Theses and Dissertations

Cahokia

Articles 1 - 2 of 2

Full-Text Articles in Social and Behavioral Sciences

The Construction Of A Mound And A New Community: An Analysis Of The Ceramic And Feature Assemblages From The Northeast Mound At The Aztalan Site, Thomas J. Zych May 2013

The Construction Of A Mound And A New Community: An Analysis Of The Ceramic And Feature Assemblages From The Northeast Mound At The Aztalan Site, Thomas J. Zych

Theses and Dissertations

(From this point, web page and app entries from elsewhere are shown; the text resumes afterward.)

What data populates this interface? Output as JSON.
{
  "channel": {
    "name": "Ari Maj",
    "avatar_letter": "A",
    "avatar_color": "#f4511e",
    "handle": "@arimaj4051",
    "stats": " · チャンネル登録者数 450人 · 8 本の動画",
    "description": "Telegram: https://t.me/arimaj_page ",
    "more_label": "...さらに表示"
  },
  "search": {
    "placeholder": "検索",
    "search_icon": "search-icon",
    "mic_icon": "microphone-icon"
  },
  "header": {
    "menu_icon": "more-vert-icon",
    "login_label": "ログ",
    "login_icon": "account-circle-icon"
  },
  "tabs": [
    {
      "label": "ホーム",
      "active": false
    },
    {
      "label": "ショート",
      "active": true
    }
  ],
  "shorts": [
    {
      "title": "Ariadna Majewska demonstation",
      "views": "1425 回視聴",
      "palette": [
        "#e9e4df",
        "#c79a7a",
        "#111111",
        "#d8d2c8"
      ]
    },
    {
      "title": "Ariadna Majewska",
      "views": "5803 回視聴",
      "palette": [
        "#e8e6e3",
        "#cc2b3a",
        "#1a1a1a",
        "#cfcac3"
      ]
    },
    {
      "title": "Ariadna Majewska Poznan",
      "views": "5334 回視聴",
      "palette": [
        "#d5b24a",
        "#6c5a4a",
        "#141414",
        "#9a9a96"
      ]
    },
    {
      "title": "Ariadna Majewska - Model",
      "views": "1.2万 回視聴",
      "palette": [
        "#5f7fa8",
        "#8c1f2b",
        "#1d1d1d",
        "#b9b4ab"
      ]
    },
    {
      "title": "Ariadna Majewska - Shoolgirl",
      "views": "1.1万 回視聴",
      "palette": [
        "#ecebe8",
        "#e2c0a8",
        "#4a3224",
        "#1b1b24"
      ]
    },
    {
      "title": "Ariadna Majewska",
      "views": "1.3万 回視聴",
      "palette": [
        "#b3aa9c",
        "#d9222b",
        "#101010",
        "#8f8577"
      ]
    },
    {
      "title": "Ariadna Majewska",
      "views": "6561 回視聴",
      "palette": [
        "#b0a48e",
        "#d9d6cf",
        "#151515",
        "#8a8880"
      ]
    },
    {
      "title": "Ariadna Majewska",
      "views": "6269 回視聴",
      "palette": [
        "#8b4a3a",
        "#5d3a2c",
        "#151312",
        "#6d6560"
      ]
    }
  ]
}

By the start of the 12th century A.D., the Aztalan site in southeastern Wisconsin was home to Middle Mississippian immigrants from the south and local Late Woodland residents. The amalgamated population coexisted, maintained defensive works, and constructed earthen monuments in the spirit of Middle Mississippian mound construction. One mound, located within the domestic complex of the site in the northeast corner of the palisaded area, was the focus of Wisconsin Historical Society excavations during the 1960s. This thesis utilizes the unreported results of these investigations to highlight the social implication resulting from the prehistoric construction of Aztalan's northeast ...

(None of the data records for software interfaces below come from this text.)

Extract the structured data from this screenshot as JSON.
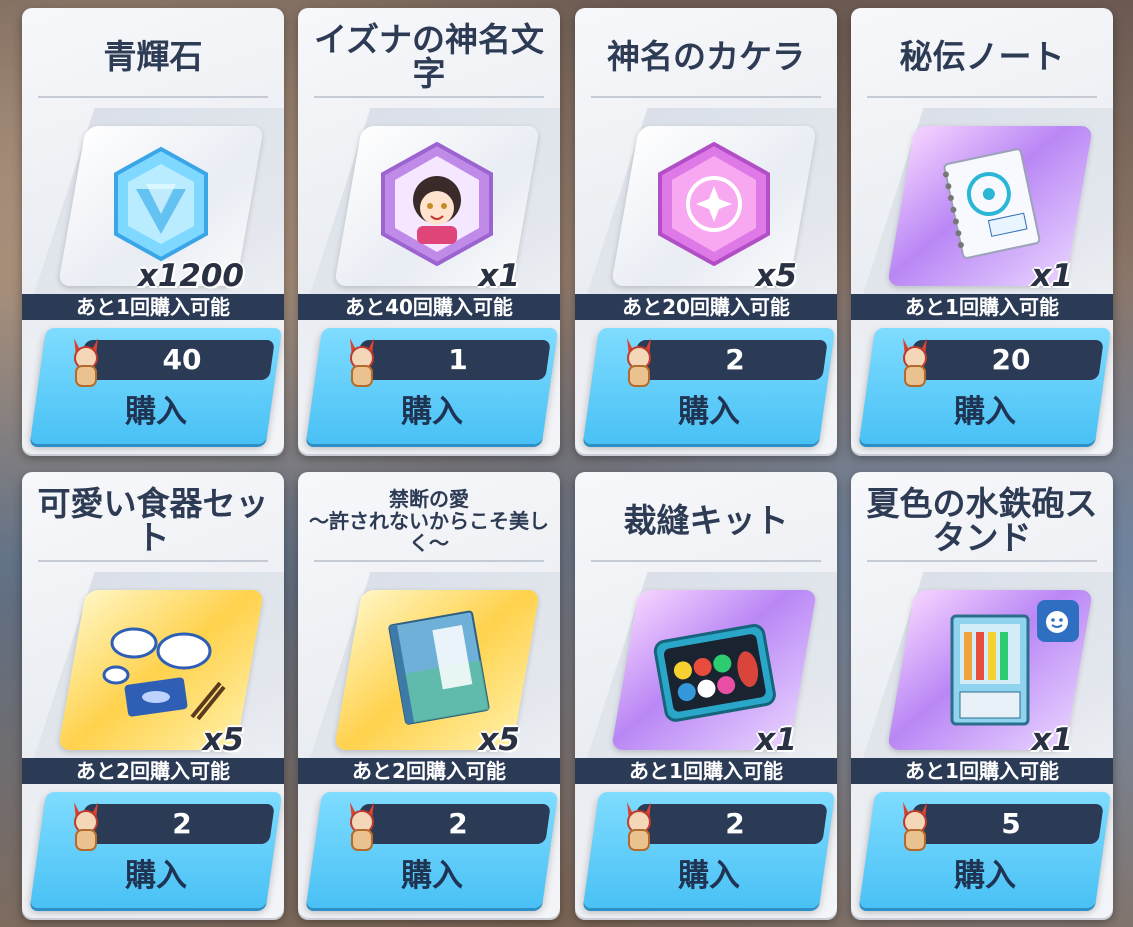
{
  "shop": {
    "items": [
      {
        "name": "青輝石",
        "quantity": "x1200",
        "limit": "あと1回購入可能",
        "price": "40",
        "buy_label": "購入",
        "icon": "blue-gem-icon"
      },
      {
        "name": "イズナの神名文字",
        "quantity": "x1",
        "limit": "あと40回購入可能",
        "price": "1",
        "buy_label": "購入",
        "icon": "character-eleph-icon"
      },
      {
        "name": "神名のカケラ",
        "quantity": "x5",
        "limit": "あと20回購入可能",
        "price": "2",
        "buy_label": "購入",
        "icon": "star-fragment-icon"
      },
      {
        "name": "秘伝ノート",
        "quantity": "x1",
        "limit": "あと1回購入可能",
        "price": "20",
        "buy_label": "購入",
        "icon": "notebook-icon"
      },
      {
        "name": "可愛い食器セット",
        "quantity": "x5",
        "limit": "あと2回購入可能",
        "price": "2",
        "buy_label": "購入",
        "icon": "tableware-icon"
      },
      {
        "name": "禁断の愛\n～許されないからこそ美しく～",
        "quantity": "x5",
        "limit": "あと2回購入可能",
        "price": "2",
        "buy_label": "購入",
        "icon": "book-icon"
      },
      {
        "name": "裁縫キット",
        "quantity": "x1",
        "limit": "あと1回購入可能",
        "price": "2",
        "buy_label": "購入",
        "icon": "sewing-kit-icon"
      },
      {
        "name": "夏色の水鉄砲スタンド",
        "quantity": "x1",
        "limit": "あと1回購入可能",
        "price": "5",
        "buy_label": "購入",
        "icon": "water-gun-stand-icon"
      }
    ]
  },
  "currency_icon": "fox-doll-currency-icon",
  "colors": {
    "title": "#2e3b55",
    "dark_bar": "#2b3a55",
    "buy_button": "#49c1f5"
  }
}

Violence, Symbols, And The Archaeological Record: A Case Study Of Cahokia's Mound 72, Kathryn Koziol Dec 2010

Violence, Symbols, And The Archaeological Record: A Case Study Of Cahokia's Mound 72, Kathryn Koziol

Theses and Dissertations

Acts of violence are not always easily distinguished in their form. Given the additional difficulties caused by the obscure nature of the archaeological record, it is no wonder that interpretations of these behaviors are so skewed both between and within fields of research. There is little consistency in this academic dialogue, which prevents researchers from grappling with the larger perspectives that should be approached. For instance, just how far back in our human history have events such as genocide occurred? Are these modern in origin? The scale of ancient events and our anthropological scopes need more adjustment to the unique ...